Q. My family doesn’t limit themselves to chalav Yisroel. Is there any reason I should start doing that?
A. The Mishnah says that Chazal decreed that milk should only be consumed if a Jew watched it being milked from the cow (or some other kosher animal), and all agree to this. However, when we probe into the reason for the prohibition, it turns out that there are two justifications to possibly be lenient in certain circumstances.
The reason Chazal insisted on a Jew watching the milking was to ensure that milk from non-kosher animals was not added into the kosher milk. Pri Chadash says that this takanah only applies in situations where there would be some incentive for the non-Jew to do this and a realistic possibility that he could.
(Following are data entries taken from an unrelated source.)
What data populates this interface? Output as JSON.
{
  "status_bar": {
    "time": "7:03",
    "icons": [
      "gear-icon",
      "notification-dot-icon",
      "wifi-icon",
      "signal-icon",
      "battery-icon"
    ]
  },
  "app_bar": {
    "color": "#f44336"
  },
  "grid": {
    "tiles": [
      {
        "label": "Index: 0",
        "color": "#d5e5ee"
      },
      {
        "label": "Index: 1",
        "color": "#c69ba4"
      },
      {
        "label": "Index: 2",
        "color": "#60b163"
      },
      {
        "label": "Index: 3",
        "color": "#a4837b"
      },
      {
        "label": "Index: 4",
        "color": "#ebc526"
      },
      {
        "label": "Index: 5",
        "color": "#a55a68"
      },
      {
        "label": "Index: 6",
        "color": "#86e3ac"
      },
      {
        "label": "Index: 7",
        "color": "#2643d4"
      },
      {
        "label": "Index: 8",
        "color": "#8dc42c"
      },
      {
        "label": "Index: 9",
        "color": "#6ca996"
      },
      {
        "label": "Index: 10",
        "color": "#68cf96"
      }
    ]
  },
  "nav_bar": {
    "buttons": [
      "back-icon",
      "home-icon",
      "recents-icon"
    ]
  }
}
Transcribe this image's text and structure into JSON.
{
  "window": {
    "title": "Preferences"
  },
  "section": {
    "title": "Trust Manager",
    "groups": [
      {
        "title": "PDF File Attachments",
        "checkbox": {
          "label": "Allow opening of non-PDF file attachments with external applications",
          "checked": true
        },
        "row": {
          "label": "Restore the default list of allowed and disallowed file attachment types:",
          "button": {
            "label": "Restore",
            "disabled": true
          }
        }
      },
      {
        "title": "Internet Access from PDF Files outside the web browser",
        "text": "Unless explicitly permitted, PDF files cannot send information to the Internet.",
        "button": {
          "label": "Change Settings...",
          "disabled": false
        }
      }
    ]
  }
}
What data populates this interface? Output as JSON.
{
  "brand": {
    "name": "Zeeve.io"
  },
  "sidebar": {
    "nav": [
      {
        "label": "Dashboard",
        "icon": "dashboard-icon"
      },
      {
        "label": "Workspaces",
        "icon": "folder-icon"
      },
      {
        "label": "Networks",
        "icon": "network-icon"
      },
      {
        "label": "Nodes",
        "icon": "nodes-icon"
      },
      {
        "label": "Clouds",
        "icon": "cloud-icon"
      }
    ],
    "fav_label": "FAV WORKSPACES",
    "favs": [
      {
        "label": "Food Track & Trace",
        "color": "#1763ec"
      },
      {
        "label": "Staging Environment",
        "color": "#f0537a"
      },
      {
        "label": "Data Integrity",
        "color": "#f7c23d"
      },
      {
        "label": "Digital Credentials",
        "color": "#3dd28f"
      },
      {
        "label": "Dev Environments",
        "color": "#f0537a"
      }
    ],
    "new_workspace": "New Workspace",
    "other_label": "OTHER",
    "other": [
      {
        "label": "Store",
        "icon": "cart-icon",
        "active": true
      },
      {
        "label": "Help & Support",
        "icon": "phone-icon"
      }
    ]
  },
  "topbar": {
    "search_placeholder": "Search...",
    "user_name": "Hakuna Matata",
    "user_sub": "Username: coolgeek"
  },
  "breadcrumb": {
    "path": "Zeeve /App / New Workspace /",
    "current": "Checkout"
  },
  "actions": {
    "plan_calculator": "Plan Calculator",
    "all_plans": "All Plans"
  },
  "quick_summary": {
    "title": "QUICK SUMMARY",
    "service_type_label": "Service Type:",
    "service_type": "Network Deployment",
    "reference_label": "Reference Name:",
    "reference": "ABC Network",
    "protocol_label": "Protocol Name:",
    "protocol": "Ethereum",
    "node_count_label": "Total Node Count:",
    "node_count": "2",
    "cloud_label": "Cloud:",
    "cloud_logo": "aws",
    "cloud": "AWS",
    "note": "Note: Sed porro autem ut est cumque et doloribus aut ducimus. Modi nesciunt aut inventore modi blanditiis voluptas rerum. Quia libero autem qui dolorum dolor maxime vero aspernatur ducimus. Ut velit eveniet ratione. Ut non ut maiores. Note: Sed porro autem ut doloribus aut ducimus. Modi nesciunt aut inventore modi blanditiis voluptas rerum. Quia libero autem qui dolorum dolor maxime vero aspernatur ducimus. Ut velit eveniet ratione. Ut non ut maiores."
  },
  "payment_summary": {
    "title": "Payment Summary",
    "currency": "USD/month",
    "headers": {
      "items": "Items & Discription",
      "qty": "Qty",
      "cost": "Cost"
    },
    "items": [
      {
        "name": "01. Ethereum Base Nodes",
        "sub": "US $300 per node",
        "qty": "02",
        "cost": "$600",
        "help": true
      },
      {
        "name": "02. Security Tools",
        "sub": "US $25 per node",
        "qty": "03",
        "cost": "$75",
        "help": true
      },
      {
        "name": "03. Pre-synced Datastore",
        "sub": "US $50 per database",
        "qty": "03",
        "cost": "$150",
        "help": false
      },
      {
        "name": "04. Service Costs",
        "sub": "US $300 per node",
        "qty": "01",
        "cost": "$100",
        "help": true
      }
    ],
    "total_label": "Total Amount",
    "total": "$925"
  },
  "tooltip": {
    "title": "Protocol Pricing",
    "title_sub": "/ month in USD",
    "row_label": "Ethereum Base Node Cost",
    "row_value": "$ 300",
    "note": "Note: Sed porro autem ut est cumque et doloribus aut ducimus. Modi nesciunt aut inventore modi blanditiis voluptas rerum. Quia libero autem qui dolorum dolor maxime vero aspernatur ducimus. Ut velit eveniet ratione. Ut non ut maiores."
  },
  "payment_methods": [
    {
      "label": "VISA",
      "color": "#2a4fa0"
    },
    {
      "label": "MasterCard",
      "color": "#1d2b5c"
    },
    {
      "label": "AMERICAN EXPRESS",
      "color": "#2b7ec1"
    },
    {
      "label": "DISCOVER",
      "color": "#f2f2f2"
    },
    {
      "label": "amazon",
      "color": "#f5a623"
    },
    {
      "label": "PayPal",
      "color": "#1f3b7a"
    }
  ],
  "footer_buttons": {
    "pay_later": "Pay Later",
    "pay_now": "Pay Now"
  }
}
But if non-kosher milk costs more than cow’s milk, or there are no non-kosher animals on the farm that can provide milk, Chazal would never have insisted that the Jew watch the milking. Chazon Ish accepts this opinion, and, therefore, rules that in certain countries one can drink milk which was not “chalav Yisroel”. The United States is a good example of this, because there is no simple way for a farmer to obtain non-kosher milk (and milking machines are not even suited for animals other than cows), and if he did it would be much more expensive than cow’s milk.
Rav Moshe Feinstein gave a separate reason to be lenient, even according to Chasam Sofer who disagrees with Pri Chadash. When Chazal said a Jew must “watch”, they were insisting on a given level of proof, and in other parts of halacha we find that there is a stronger level of proof known as “anan sahadi”. That means that something is so clear that it is as if all of us are witnesses to the issue under discussion. Rav Moshe says that the American government oversight on the milk industry coupled with the fear a producer would lose his business if he mixed anything into the milk supply, are enough to create an anan sahadi that the bottle is filled with cow’s milk, and one can, therefore, drink it even if a Jew didn’t watch the milking.
While both are legitimate positions – and are followed by many fine Jews who are careful about mitzvah observance – they are, nonetheless, novel interpretations on a halacha which is quite clear about what it takes to permit milk: a Jew watching the milking. [There are also some Poskim who disagree with these positions.] Therefore, for example, Rav Moshe, himself, writes multiple times that people should preferably choose traditional chalav Yisroel rather than rely on his line of reasoning. That is the most basic reason a person would choose to drink only chalav Yisroel, even if their family custom was not to do so.
There are also some secondary advantages of choosing chalav Yisroel.  There are certain surgeries done to cows which potentially cause the cow to become a teraifah (i.e., not kosher). The Mashgiach for chalav Yisroel will make sure those cows are not used for milking, but that is not done for non-chalav Yisroel milk. [Why that is permitted for non-chalav Yisroel is beyond the scope of this discussion.]  There is some ambiguity about which countries the leniencies noted above apply in, and some hashgachos have taken lenient positions that others do not agree with. Consumers purchasing chalav Yisroel do not have to worry about this issue.  Those who produce chalav Yisroel tend to take a strict stand about certain halachic issues – such as temperature required for kashering, and the level of oversight needed for gevinas Yisroel – which others might not be careful about.
This article first appeared in the Let’s Talk Kashrus column, Yated Ne’eman, September 1, 2023.